Recounting the aftermath of 9/11 with emphasis on its connection to international students, Bhandari brings forth a lesser-known fact about the lead investigator Shyam Sunder, who, once an international student from India, arrived in the US in 1977 to pursue his graduate studies in engineering at MIT. The irony, she observes of an engineer who had come to the US as a student now helping to solve the crime that another foreign student—Hani Hanjour, one of the 9/11 terrorists—had been accused of committing.

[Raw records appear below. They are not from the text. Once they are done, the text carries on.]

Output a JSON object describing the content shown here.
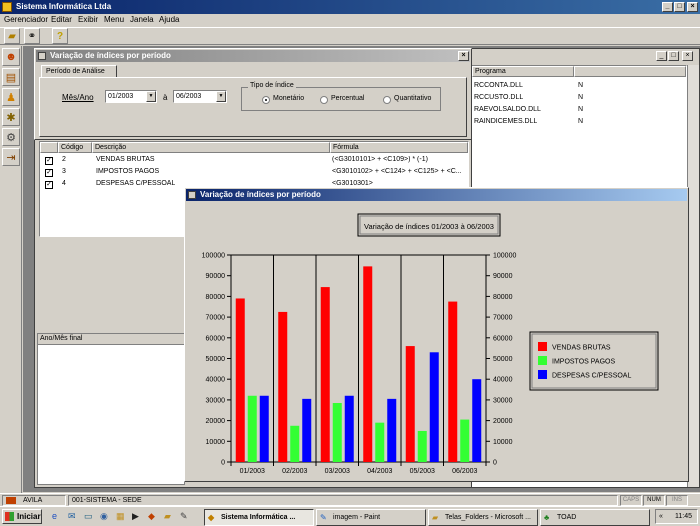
{
  "app": {
    "title": "Sistema Informática Ltda"
  },
  "menu": [
    "Gerenciador",
    "Editar",
    "Exibir",
    "Menu",
    "Janela",
    "Ajuda"
  ],
  "dialog": {
    "title": "Variação de índices por período",
    "tab": "Período de Análise",
    "mes_ano_label": "Mês/Ano",
    "from": "01/2003",
    "a_label": "à",
    "to": "06/2003",
    "tipo_label": "Tipo de índice",
    "options": [
      "Monetário",
      "Percentual",
      "Quantitativo"
    ],
    "selected": 0
  },
  "grid": {
    "headers": [
      "Código",
      "Descrição",
      "Fórmula"
    ],
    "rows": [
      {
        "code": "2",
        "desc": "VENDAS BRUTAS",
        "formula": "(<G3010101> + <C109>) * (-1)",
        "checked": true
      },
      {
        "code": "3",
        "desc": "IMPOSTOS PAGOS",
        "formula": "<G3010102> + <C124> + <C125> + <C...",
        "checked": true
      },
      {
        "code": "4",
        "desc": "DESPESAS C/PESSOAL",
        "formula": "<G3010301>",
        "checked": true
      }
    ],
    "ano_mes_final": "Ano/Mês final"
  },
  "right_list": {
    "header": "Programa",
    "rows": [
      {
        "name": "RCCONTA.DLL",
        "flag": "N"
      },
      {
        "name": "RCCUSTO.DLL",
        "flag": "N"
      },
      {
        "name": "RAEVOLSALDO.DLL",
        "flag": "N"
      },
      {
        "name": "RAINDICEMES.DLL",
        "flag": "N"
      }
    ]
  },
  "chart_window": {
    "title": "Variação de índices por período"
  },
  "chart_data": {
    "type": "bar",
    "title": "Variação de índices 01/2003 à 06/2003",
    "categories": [
      "01/2003",
      "02/2003",
      "03/2003",
      "04/2003",
      "05/2003",
      "06/2003"
    ],
    "series": [
      {
        "name": "VENDAS BRUTAS",
        "color": "#ff0000",
        "values": [
          79000,
          72500,
          84500,
          94500,
          56000,
          77500
        ]
      },
      {
        "name": "IMPOSTOS PAGOS",
        "color": "#33ff33",
        "values": [
          32000,
          17500,
          28500,
          19000,
          15000,
          20500
        ]
      },
      {
        "name": "DESPESAS C/PESSOAL",
        "color": "#0000ff",
        "values": [
          32000,
          30500,
          32000,
          30500,
          53000,
          40000
        ]
      }
    ],
    "ylim": [
      0,
      100000
    ],
    "yticks": [
      "0",
      "10000",
      "20000",
      "30000",
      "40000",
      "50000",
      "60000",
      "70000",
      "80000",
      "90000",
      "100000"
    ],
    "grid": true,
    "legend": "right"
  },
  "status": {
    "user": "AVILA",
    "company": "001-SISTEMA - SEDE",
    "caps": "CAPS",
    "num": "NUM",
    "ins": "INS"
  },
  "taskbar": {
    "start": "Iniciar",
    "buttons": [
      "Sistema Informática ...",
      "imagem - Paint",
      "Telas_Folders - Microsoft ...",
      "TOAD"
    ],
    "clock": "11:45"
  }
}
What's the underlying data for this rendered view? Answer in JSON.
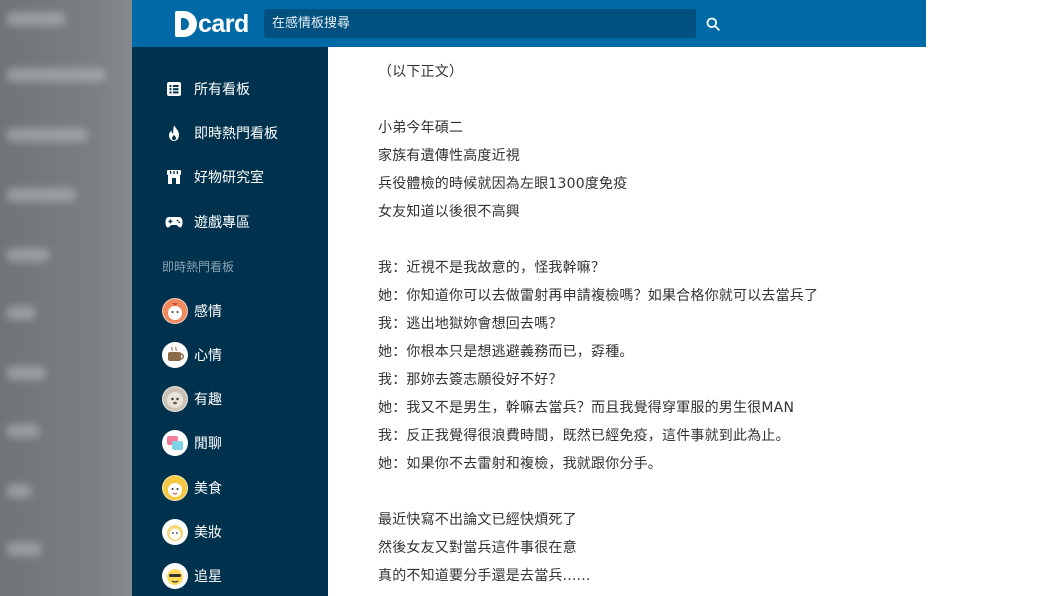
{
  "header": {
    "logo_text": "card",
    "search_placeholder": "在感情板搜尋"
  },
  "sidebar": {
    "nav": [
      {
        "label": "所有看板",
        "icon": "list-icon"
      },
      {
        "label": "即時熱門看板",
        "icon": "flame-icon"
      },
      {
        "label": "好物研究室",
        "icon": "storefront-icon"
      },
      {
        "label": "遊戲專區",
        "icon": "gamepad-icon"
      }
    ],
    "section_title": "即時熱門看板",
    "boards": [
      {
        "label": "感情",
        "avatar_color": "#f08a5d"
      },
      {
        "label": "心情",
        "avatar_color": "#8b6b4a"
      },
      {
        "label": "有趣",
        "avatar_color": "#c9c2b5"
      },
      {
        "label": "閒聊",
        "avatar_color": "#f47c9a"
      },
      {
        "label": "美食",
        "avatar_color": "#f5c842"
      },
      {
        "label": "美妝",
        "avatar_color": "#f7d774"
      },
      {
        "label": "追星",
        "avatar_color": "#ffd95a"
      }
    ]
  },
  "article": {
    "lines": [
      "（以下正文）",
      "",
      "小弟今年碩二",
      "家族有遺傳性高度近視",
      "兵役體檢的時候就因為左眼1300度免疫",
      "女友知道以後很不高興",
      "",
      "我：近視不是我故意的，怪我幹嘛？",
      "她：你知道你可以去做雷射再申請複檢嗎？如果合格你就可以去當兵了",
      "我：逃出地獄妳會想回去嗎？",
      "她：你根本只是想逃避義務而已，孬種。",
      "我：那妳去簽志願役好不好？",
      "她：我又不是男生，幹嘛去當兵？而且我覺得穿軍服的男生很MAN",
      "我：反正我覺得很浪費時間，既然已經免疫，這件事就到此為止。",
      "她：如果你不去雷射和複檢，我就跟你分手。",
      "",
      "最近快寫不出論文已經快煩死了",
      "然後女友又對當兵這件事很在意",
      "真的不知道要分手還是去當兵......"
    ]
  },
  "colors": {
    "header": "#006aa6",
    "sidebar": "#00324e",
    "text": "#333333"
  }
}
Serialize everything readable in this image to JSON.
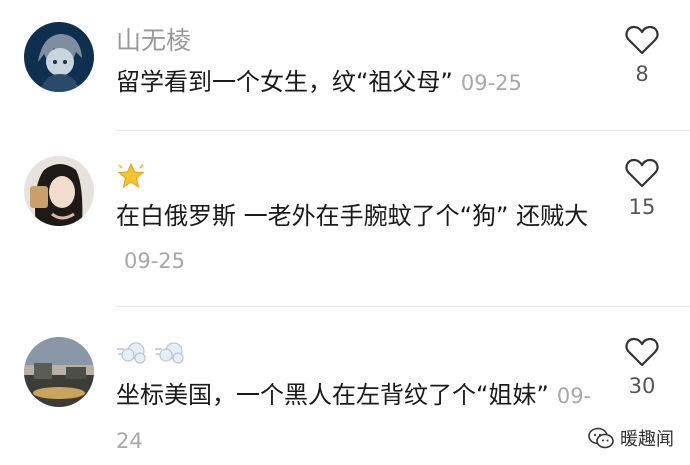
{
  "comments": [
    {
      "username": "山无棱",
      "text": "留学看到一个女生，纹“祖父母”",
      "date": "09-25",
      "likes": "8",
      "avatar_icon": "anime-character-avatar"
    },
    {
      "username": "",
      "emoji": [
        "star-emoji"
      ],
      "text": "在白俄罗斯 一老外在手腕蚊了个“狗” 还贼大",
      "date": "09-25",
      "likes": "15",
      "avatar_icon": "girl-photo-avatar"
    },
    {
      "username": "",
      "emoji": [
        "dash-emoji",
        "dash-emoji"
      ],
      "text": "坐标美国，一个黑人在左背纹了个“姐妹”",
      "date": "09-24",
      "likes": "30",
      "avatar_icon": "sunset-landscape-avatar"
    }
  ],
  "watermark": {
    "text": "暖趣闻",
    "icon": "wechat-icon"
  }
}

Well versed with knowledge and numbers, Bhandari argues that the decline in international students, witnessed during the pandemic will in fact negatively impact the American economy and also its influence on the world. The most obvious examples, Bhandari writes are the 570 current or former heads of foreign governments who have studied in America on US government–supported programs, prompting then Secretary of State Colin Powell to observe in 2001, “I can think of no more valuable asset to our country than the friendship of future world leaders who have been educated here.”
“International education is serious business”, notes Bhandari citing the industry built around it in the US creating 455,000 jobs in the process. International students bring in $44 billion dollars to the US, she observes.Contrary to popular belief that foreign students are subsidized by American taxpayers, Bhandari provides research data to support the fact that US education is one of the top six service exports, and in fact generates more income than exported cars and medicine. Unlike other exports, Bhandari notes, an American education never leaves the country, allowing US colleges, universities, and American society to reap the benefits of the presence of international students

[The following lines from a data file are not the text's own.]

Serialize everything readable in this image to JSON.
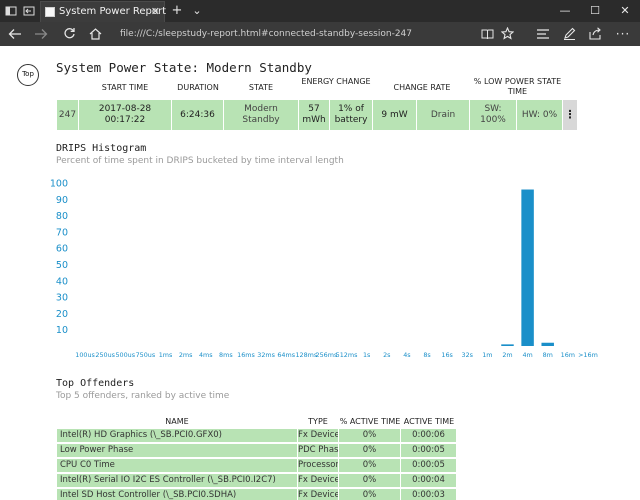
{
  "window": {
    "tab_title": "System Power Report",
    "new_tab_label": "+",
    "tab_menu_label": "⌄",
    "minimize_label": "—",
    "maximize_label": "☐",
    "close_label": "✕"
  },
  "nav": {
    "address": "file:///C:/sleepstudy-report.html#connected-standby-session-247"
  },
  "page": {
    "top_link": "Top",
    "title": "System Power State: Modern Standby"
  },
  "session_table": {
    "headers": {
      "start_time": "START TIME",
      "duration": "DURATION",
      "state": "STATE",
      "energy_change": "ENERGY CHANGE",
      "change_rate": "CHANGE RATE",
      "low_power": "% LOW POWER STATE TIME"
    },
    "row": {
      "id": "247",
      "start_time": "2017-08-28 00:17:22",
      "duration": "6:24:36",
      "state": "Modern Standby",
      "energy": "57 mWh",
      "battery": "1% of battery",
      "rate": "9 mW",
      "direction": "Drain",
      "sw": "SW: 100%",
      "hw": "HW: 0%",
      "menu": "⋮"
    }
  },
  "drips": {
    "title": "DRIPS Histogram",
    "subtitle": "Percent of time spent in DRIPS bucketed by time interval length"
  },
  "chart_data": {
    "type": "bar",
    "title": "",
    "xlabel": "",
    "ylabel": "",
    "ylim": [
      0,
      100
    ],
    "yticks": [
      10,
      20,
      30,
      40,
      50,
      60,
      70,
      80,
      90,
      100
    ],
    "grid": false,
    "categories": [
      "100us",
      "250us",
      "500us",
      "750us",
      "1ms",
      "2ms",
      "4ms",
      "8ms",
      "16ms",
      "32ms",
      "64ms",
      "128ms",
      "256ms",
      "512ms",
      "1s",
      "2s",
      "4s",
      "8s",
      "16s",
      "32s",
      "1m",
      "2m",
      "4m",
      "8m",
      "16m",
      ">16m"
    ],
    "values": [
      0,
      0,
      0,
      0,
      0,
      0,
      0,
      0,
      0,
      0,
      0,
      0,
      0,
      0,
      0,
      0,
      0,
      0,
      0,
      0,
      0,
      1,
      96,
      2,
      0,
      0
    ],
    "bar_color": "#1a8fc9",
    "tick_color": "#1a8fc9"
  },
  "offenders": {
    "title": "Top Offenders",
    "subtitle": "Top 5 offenders, ranked by active time",
    "headers": {
      "name": "NAME",
      "type": "TYPE",
      "pct": "% ACTIVE TIME",
      "active": "ACTIVE TIME"
    },
    "rows": [
      {
        "name": "Intel(R) HD Graphics (\\_SB.PCI0.GFX0)",
        "type": "Fx Device",
        "pct": "0%",
        "time": "0:00:06"
      },
      {
        "name": "Low Power Phase",
        "type": "PDC Phase",
        "pct": "0%",
        "time": "0:00:05"
      },
      {
        "name": "CPU C0 Time",
        "type": "Processor",
        "pct": "0%",
        "time": "0:00:05"
      },
      {
        "name": "Intel(R) Serial IO I2C ES Controller (\\_SB.PCI0.I2C7)",
        "type": "Fx Device",
        "pct": "0%",
        "time": "0:00:04"
      },
      {
        "name": "Intel SD Host Controller (\\_SB.PCI0.SDHA)",
        "type": "Fx Device",
        "pct": "0%",
        "time": "0:00:03"
      }
    ]
  },
  "colors": {
    "row_green": "#b8e3b4",
    "title_bar": "#2b2b2b",
    "nav_bar": "#3a3a3a"
  }
}
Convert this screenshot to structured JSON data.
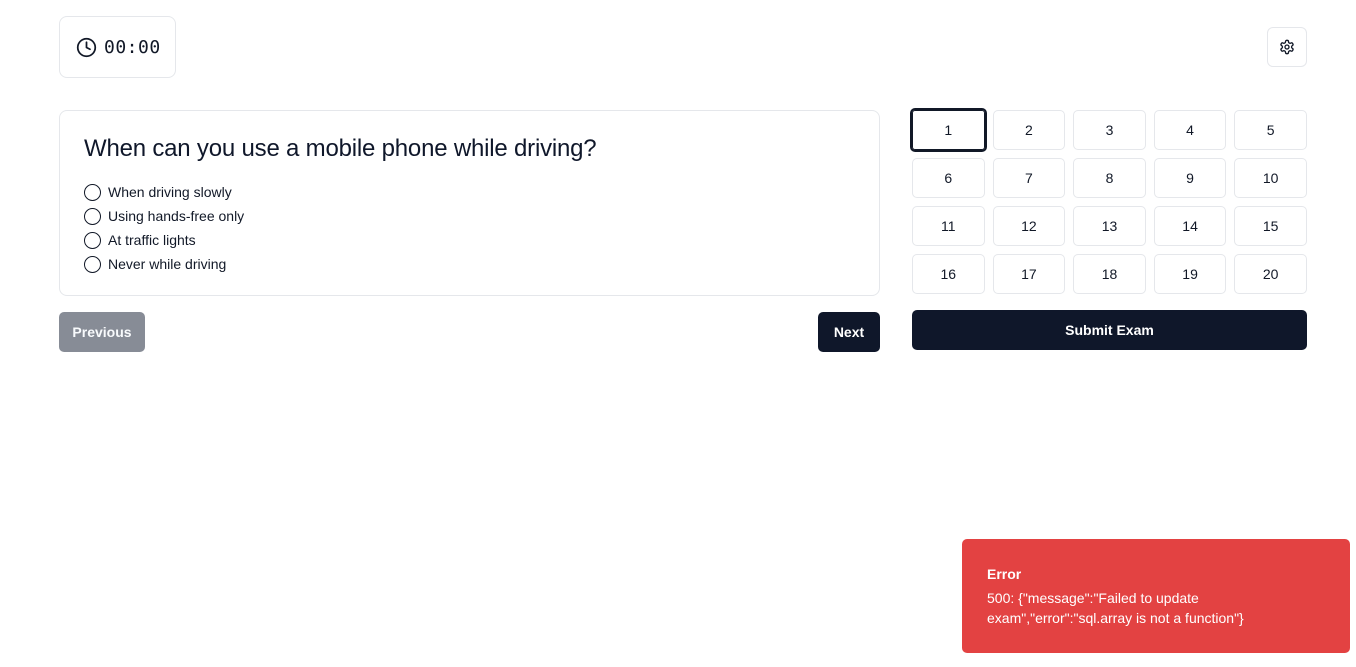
{
  "timer": {
    "value": "00:00",
    "icon": "clock-icon"
  },
  "settings": {
    "icon": "gear-icon"
  },
  "question": {
    "title": "When can you use a mobile phone while driving?",
    "options": [
      {
        "label": "When driving slowly"
      },
      {
        "label": "Using hands-free only"
      },
      {
        "label": "At traffic lights"
      },
      {
        "label": "Never while driving"
      }
    ]
  },
  "navigation": {
    "previous_label": "Previous",
    "next_label": "Next"
  },
  "question_grid": {
    "current": 1,
    "numbers": [
      "1",
      "2",
      "3",
      "4",
      "5",
      "6",
      "7",
      "8",
      "9",
      "10",
      "11",
      "12",
      "13",
      "14",
      "15",
      "16",
      "17",
      "18",
      "19",
      "20"
    ]
  },
  "submit_label": "Submit Exam",
  "toast": {
    "title": "Error",
    "message": "500: {\"message\":\"Failed to update exam\",\"error\":\"sql.array is not a function\"}",
    "color": "#e34242"
  }
}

The essence of America reflected in its colleges and universities, has drawn students from all over the world, and pioneers in their quest for knowledge and a better future. But the world is evolving towards a globalized civilization, all interconnected and interwoven. While America has served well in the past, the question, Bhandari says America needs to ask itself is not what it has meant to the world in the past, but what does it want to mean in the future. Ring..Ring..Hello..America Calling…the answers remain to be seen.

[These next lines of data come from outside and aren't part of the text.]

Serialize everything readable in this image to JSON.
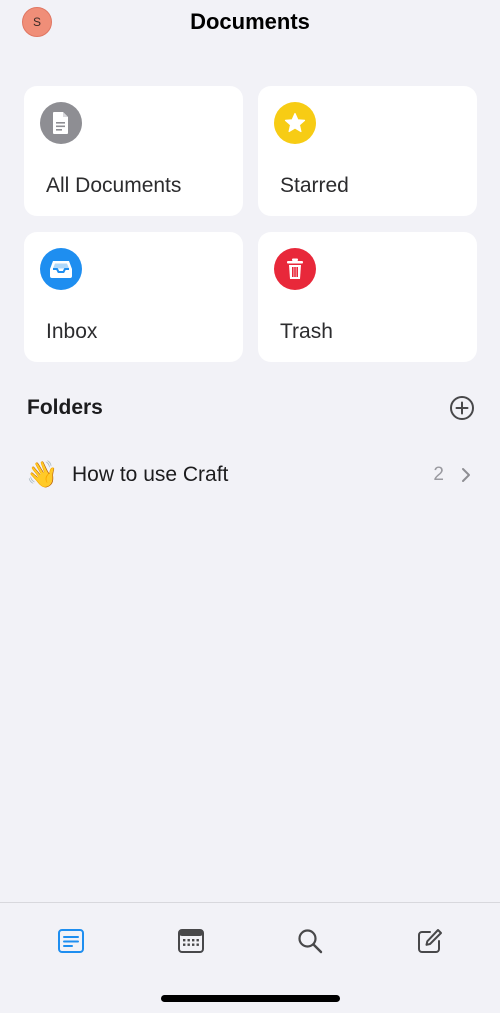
{
  "header": {
    "avatar_initial": "S",
    "title": "Documents"
  },
  "cards": [
    {
      "label": "All Documents",
      "icon": "document-icon",
      "color": "#8e8e93"
    },
    {
      "label": "Starred",
      "icon": "star-icon",
      "color": "#f7cc14"
    },
    {
      "label": "Inbox",
      "icon": "inbox-tray-icon",
      "color": "#1e8ef0"
    },
    {
      "label": "Trash",
      "icon": "trash-icon",
      "color": "#e8283a"
    }
  ],
  "folders": {
    "title": "Folders",
    "items": [
      {
        "emoji": "👋",
        "name": "How to use Craft",
        "count": "2"
      }
    ]
  },
  "tabbar": {
    "tabs": [
      {
        "icon": "documents-list-icon",
        "active": true,
        "color": "#1e8ef0"
      },
      {
        "icon": "calendar-icon",
        "active": false,
        "color": "#48484a"
      },
      {
        "icon": "search-icon",
        "active": false,
        "color": "#48484a"
      },
      {
        "icon": "compose-icon",
        "active": false,
        "color": "#48484a"
      }
    ]
  }
}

About the author:
A former international student from India to the US and an Indian American immigrant, Rajika Bhandari is an international higher education expert, a widely published author, and a sought-after speaker on issues of international education, skilled immigrants, and educational and cultural diplomacy. She is the author of one previous nonfiction book, The Raj on the Move: Story of the Dak Bungalow, and five academic books. Dr. Bhandari is quoted frequently in the global press, and her writing has appeared in the Guardian, the Chronicle of Higher Education, HuffPost, University World News, Times Higher Education, and the Diplomatic Courier, among others. She lives outside New York City. Learn more about her at: www.rajikabhandari.com.